== ASSIGNMENT ==
Write out every record below exactly as it appears.

== DATA RECORDS ==
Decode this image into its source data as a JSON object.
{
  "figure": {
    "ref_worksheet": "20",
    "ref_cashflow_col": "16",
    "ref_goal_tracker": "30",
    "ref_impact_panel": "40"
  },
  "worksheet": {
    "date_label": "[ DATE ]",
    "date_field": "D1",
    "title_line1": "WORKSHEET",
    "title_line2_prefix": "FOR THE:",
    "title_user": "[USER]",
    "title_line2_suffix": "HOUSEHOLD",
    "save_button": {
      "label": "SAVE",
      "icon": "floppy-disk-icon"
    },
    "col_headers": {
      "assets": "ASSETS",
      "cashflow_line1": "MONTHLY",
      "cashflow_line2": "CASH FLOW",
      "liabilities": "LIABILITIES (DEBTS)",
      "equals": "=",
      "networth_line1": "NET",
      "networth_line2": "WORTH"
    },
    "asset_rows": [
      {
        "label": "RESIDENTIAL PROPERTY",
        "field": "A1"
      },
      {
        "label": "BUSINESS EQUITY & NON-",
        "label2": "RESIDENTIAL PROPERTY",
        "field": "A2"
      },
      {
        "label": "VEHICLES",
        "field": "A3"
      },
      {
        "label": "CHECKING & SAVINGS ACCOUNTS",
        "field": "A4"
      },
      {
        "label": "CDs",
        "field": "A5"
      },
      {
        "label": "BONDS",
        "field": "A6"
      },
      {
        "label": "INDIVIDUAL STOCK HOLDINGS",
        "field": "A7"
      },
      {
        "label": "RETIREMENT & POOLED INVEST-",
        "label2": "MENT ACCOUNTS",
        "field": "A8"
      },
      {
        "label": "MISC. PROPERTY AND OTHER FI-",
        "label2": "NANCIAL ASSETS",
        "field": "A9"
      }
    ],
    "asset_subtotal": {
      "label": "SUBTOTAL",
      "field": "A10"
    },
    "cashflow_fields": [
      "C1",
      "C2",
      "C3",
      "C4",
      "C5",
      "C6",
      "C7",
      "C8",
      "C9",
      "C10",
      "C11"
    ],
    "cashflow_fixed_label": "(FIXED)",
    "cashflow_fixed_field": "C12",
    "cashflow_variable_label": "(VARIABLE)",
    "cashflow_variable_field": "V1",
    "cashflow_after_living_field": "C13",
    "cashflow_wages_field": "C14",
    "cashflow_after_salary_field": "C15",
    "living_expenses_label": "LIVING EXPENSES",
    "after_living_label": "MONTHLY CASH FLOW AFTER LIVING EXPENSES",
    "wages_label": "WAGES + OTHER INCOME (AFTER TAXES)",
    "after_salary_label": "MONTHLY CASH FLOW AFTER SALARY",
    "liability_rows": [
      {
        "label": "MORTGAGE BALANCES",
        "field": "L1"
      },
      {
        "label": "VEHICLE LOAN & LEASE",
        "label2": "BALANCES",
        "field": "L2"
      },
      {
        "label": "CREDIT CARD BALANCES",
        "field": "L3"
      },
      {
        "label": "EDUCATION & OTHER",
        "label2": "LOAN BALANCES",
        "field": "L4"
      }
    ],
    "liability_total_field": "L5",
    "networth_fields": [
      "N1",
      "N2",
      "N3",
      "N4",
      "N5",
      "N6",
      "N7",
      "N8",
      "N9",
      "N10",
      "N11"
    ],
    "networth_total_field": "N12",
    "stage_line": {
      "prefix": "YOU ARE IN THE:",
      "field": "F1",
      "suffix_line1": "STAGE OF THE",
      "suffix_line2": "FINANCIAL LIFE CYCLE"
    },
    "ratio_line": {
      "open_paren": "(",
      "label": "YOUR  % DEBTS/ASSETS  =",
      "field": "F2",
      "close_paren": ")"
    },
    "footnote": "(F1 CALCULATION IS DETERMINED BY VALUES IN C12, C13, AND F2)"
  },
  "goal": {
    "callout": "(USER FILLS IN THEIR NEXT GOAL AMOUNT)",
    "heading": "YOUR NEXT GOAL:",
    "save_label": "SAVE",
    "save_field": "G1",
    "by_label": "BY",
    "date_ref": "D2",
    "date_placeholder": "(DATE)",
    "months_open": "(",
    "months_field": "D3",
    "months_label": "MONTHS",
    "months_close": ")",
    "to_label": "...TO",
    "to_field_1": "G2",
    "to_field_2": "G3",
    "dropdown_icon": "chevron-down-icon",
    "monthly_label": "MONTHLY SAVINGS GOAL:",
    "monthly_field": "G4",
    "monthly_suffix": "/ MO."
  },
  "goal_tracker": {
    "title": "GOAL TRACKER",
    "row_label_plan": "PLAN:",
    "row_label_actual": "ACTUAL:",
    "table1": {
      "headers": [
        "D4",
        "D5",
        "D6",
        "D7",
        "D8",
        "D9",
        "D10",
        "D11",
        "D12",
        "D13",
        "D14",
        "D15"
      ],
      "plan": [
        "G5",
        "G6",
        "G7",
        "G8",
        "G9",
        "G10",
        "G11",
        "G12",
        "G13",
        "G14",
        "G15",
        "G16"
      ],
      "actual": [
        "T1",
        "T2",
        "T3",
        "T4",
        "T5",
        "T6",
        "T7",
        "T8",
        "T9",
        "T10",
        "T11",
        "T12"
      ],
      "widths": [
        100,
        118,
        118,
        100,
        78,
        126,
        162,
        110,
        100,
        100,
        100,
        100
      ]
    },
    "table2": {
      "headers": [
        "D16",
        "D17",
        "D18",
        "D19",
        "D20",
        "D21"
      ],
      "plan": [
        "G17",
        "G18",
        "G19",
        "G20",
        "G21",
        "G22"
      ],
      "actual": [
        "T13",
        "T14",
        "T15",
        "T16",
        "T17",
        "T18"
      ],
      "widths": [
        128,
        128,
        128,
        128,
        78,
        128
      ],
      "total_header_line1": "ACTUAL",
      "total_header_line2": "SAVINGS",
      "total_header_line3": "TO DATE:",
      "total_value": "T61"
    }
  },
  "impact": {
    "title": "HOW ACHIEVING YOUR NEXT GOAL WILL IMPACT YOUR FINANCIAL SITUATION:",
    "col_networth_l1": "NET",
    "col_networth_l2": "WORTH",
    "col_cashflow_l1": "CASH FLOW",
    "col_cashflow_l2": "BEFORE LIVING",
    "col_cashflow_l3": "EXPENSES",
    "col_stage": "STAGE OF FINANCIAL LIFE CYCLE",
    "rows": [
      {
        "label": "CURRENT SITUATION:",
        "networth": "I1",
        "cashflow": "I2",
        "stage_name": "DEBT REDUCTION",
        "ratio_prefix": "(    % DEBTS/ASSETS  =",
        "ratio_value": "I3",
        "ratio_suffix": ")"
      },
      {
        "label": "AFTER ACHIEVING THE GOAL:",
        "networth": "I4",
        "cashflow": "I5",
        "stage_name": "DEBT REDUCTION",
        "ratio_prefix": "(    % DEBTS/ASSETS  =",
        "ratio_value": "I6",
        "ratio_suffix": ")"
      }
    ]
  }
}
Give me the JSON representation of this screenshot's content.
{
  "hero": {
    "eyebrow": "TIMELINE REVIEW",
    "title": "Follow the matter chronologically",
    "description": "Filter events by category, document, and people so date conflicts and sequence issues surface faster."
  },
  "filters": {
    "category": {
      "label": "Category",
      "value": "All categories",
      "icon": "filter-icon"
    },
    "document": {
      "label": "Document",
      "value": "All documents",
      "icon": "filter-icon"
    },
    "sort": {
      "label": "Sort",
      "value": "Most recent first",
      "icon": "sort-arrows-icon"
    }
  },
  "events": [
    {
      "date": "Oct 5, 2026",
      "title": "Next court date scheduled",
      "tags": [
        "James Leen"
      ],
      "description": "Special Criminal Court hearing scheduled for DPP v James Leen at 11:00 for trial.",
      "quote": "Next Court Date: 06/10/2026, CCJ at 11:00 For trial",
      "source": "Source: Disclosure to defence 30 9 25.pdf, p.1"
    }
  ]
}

== RESPONSE BELOW ==
Decode this image into its source data as a JSON object.
{
  "figure": {
    "ref_worksheet": "20",
    "ref_cashflow_col": "16",
    "ref_goal_tracker": "30",
    "ref_impact_panel": "40"
  },
  "worksheet": {
    "date_label": "[ DATE ]",
    "date_field": "D1",
    "title_line1": "WORKSHEET",
    "title_line2_prefix": "FOR THE:",
    "title_user": "[USER]",
    "title_line2_suffix": "HOUSEHOLD",
    "save_button": {
      "label": "SAVE",
      "icon": "floppy-disk-icon"
    },
    "col_headers": {
      "assets": "ASSETS",
      "cashflow_line1": "MONTHLY",
      "cashflow_line2": "CASH FLOW",
      "liabilities": "LIABILITIES (DEBTS)",
      "equals": "=",
      "networth_line1": "NET",
      "networth_line2": "WORTH"
    },
    "asset_rows": [
      {
        "label": "RESIDENTIAL PROPERTY",
        "field": "A1"
      },
      {
        "label": "BUSINESS EQUITY & NON-",
        "label2": "RESIDENTIAL PROPERTY",
        "field": "A2"
      },
      {
        "label": "VEHICLES",
        "field": "A3"
      },
      {
        "label": "CHECKING & SAVINGS ACCOUNTS",
        "field": "A4"
      },
      {
        "label": "CDs",
        "field": "A5"
      },
      {
        "label": "BONDS",
        "field": "A6"
      },
      {
        "label": "INDIVIDUAL STOCK HOLDINGS",
        "field": "A7"
      },
      {
        "label": "RETIREMENT & POOLED INVEST-",
        "label2": "MENT ACCOUNTS",
        "field": "A8"
      },
      {
        "label": "MISC. PROPERTY AND OTHER FI-",
        "label2": "NANCIAL ASSETS",
        "field": "A9"
      }
    ],
    "asset_subtotal": {
      "label": "SUBTOTAL",
      "field": "A10"
    },
    "cashflow_fields": [
      "C1",
      "C2",
      "C3",
      "C4",
      "C5",
      "C6",
      "C7",
      "C8",
      "C9",
      "C10",
      "C11"
    ],
    "cashflow_fixed_label": "(FIXED)",
    "cashflow_fixed_field": "C12",
    "cashflow_variable_label": "(VARIABLE)",
    "cashflow_variable_field": "V1",
    "cashflow_after_living_field": "C13",
    "cashflow_wages_field": "C14",
    "cashflow_after_salary_field": "C15",
    "living_expenses_label": "LIVING EXPENSES",
    "after_living_label": "MONTHLY CASH FLOW AFTER LIVING EXPENSES",
    "wages_label": "WAGES + OTHER INCOME (AFTER TAXES)",
    "after_salary_label": "MONTHLY CASH FLOW AFTER SALARY",
    "liability_rows": [
      {
        "label": "MORTGAGE BALANCES",
        "field": "L1"
      },
      {
        "label": "VEHICLE LOAN & LEASE",
        "label2": "BALANCES",
        "field": "L2"
      },
      {
        "label": "CREDIT CARD BALANCES",
        "field": "L3"
      },
      {
        "label": "EDUCATION & OTHER",
        "label2": "LOAN BALANCES",
        "field": "L4"
      }
    ],
    "liability_total_field": "L5",
    "networth_fields": [
      "N1",
      "N2",
      "N3",
      "N4",
      "N5",
      "N6",
      "N7",
      "N8",
      "N9",
      "N10",
      "N11"
    ],
    "networth_total_field": "N12",
    "stage_line": {
      "prefix": "YOU ARE IN THE:",
      "field": "F1",
      "suffix_line1": "STAGE OF THE",
      "suffix_line2": "FINANCIAL LIFE CYCLE"
    },
    "ratio_line": {
      "open_paren": "(",
      "label": "YOUR  % DEBTS/ASSETS  =",
      "field": "F2",
      "close_paren": ")"
    },
    "footnote": "(F1 CALCULATION IS DETERMINED BY VALUES IN C12, C13, AND F2)"
  },
  "goal": {
    "callout": "(USER FILLS IN THEIR NEXT GOAL AMOUNT)",
    "heading": "YOUR NEXT GOAL:",
    "save_label": "SAVE",
    "save_field": "G1",
    "by_label": "BY",
    "date_ref": "D2",
    "date_placeholder": "(DATE)",
    "months_open": "(",
    "months_field": "D3",
    "months_label": "MONTHS",
    "months_close": ")",
    "to_label": "...TO",
    "to_field_1": "G2",
    "to_field_2": "G3",
    "dropdown_icon": "chevron-down-icon",
    "monthly_label": "MONTHLY SAVINGS GOAL:",
    "monthly_field": "G4",
    "monthly_suffix": "/ MO."
  },
  "goal_tracker": {
    "title": "GOAL TRACKER",
    "row_label_plan": "PLAN:",
    "row_label_actual": "ACTUAL:",
    "table1": {
      "headers": [
        "D4",
        "D5",
        "D6",
        "D7",
        "D8",
        "D9",
        "D10",
        "D11",
        "D12",
        "D13",
        "D14",
        "D15"
      ],
      "plan": [
        "G5",
        "G6",
        "G7",
        "G8",
        "G9",
        "G10",
        "G11",
        "G12",
        "G13",
        "G14",
        "G15",
        "G16"
      ],
      "actual": [
        "T1",
        "T2",
        "T3",
        "T4",
        "T5",
        "T6",
        "T7",
        "T8",
        "T9",
        "T10",
        "T11",
        "T12"
      ],
      "widths": [
        100,
        118,
        118,
        100,
        78,
        126,
        162,
        110,
        100,
        100,
        100,
        100
      ]
    },
    "table2": {
      "headers": [
        "D16",
        "D17",
        "D18",
        "D19",
        "D20",
        "D21"
      ],
      "plan": [
        "G17",
        "G18",
        "G19",
        "G20",
        "G21",
        "G22"
      ],
      "actual": [
        "T13",
        "T14",
        "T15",
        "T16",
        "T17",
        "T18"
      ],
      "widths": [
        128,
        128,
        128,
        128,
        78,
        128
      ],
      "total_header_line1": "ACTUAL",
      "total_header_line2": "SAVINGS",
      "total_header_line3": "TO DATE:",
      "total_value": "T61"
    }
  },
  "impact": {
    "title": "HOW ACHIEVING YOUR NEXT GOAL WILL IMPACT YOUR FINANCIAL SITUATION:",
    "col_networth_l1": "NET",
    "col_networth_l2": "WORTH",
    "col_cashflow_l1": "CASH FLOW",
    "col_cashflow_l2": "BEFORE LIVING",
    "col_cashflow_l3": "EXPENSES",
    "col_stage": "STAGE OF FINANCIAL LIFE CYCLE",
    "rows": [
      {
        "label": "CURRENT SITUATION:",
        "networth": "I1",
        "cashflow": "I2",
        "stage_name": "DEBT REDUCTION",
        "ratio_prefix": "(    % DEBTS/ASSETS  =",
        "ratio_value": "I3",
        "ratio_suffix": ")"
      },
      {
        "label": "AFTER ACHIEVING THE GOAL:",
        "networth": "I4",
        "cashflow": "I5",
        "stage_name": "DEBT REDUCTION",
        "ratio_prefix": "(    % DEBTS/ASSETS  =",
        "ratio_value": "I6",
        "ratio_suffix": ")"
      }
    ]
  }
}
Give me the JSON representation of this screenshot's content.
{
  "hero": {
    "eyebrow": "TIMELINE REVIEW",
    "title": "Follow the matter chronologically",
    "description": "Filter events by category, document, and people so date conflicts and sequence issues surface faster."
  },
  "filters": {
    "category": {
      "label": "Category",
      "value": "All categories",
      "icon": "filter-icon"
    },
    "document": {
      "label": "Document",
      "value": "All documents",
      "icon": "filter-icon"
    },
    "sort": {
      "label": "Sort",
      "value": "Most recent first",
      "icon": "sort-arrows-icon"
    }
  },
  "events": [
    {
      "date": "Oct 5, 2026",
      "title": "Next court date scheduled",
      "tags": [
        "James Leen"
      ],
      "description": "Special Criminal Court hearing scheduled for DPP v James Leen at 11:00 for trial.",
      "quote": "Next Court Date: 06/10/2026, CCJ at 11:00 For trial",
      "source": "Source: Disclosure to defence 30 9 25.pdf, p.1"
    }
  ]
}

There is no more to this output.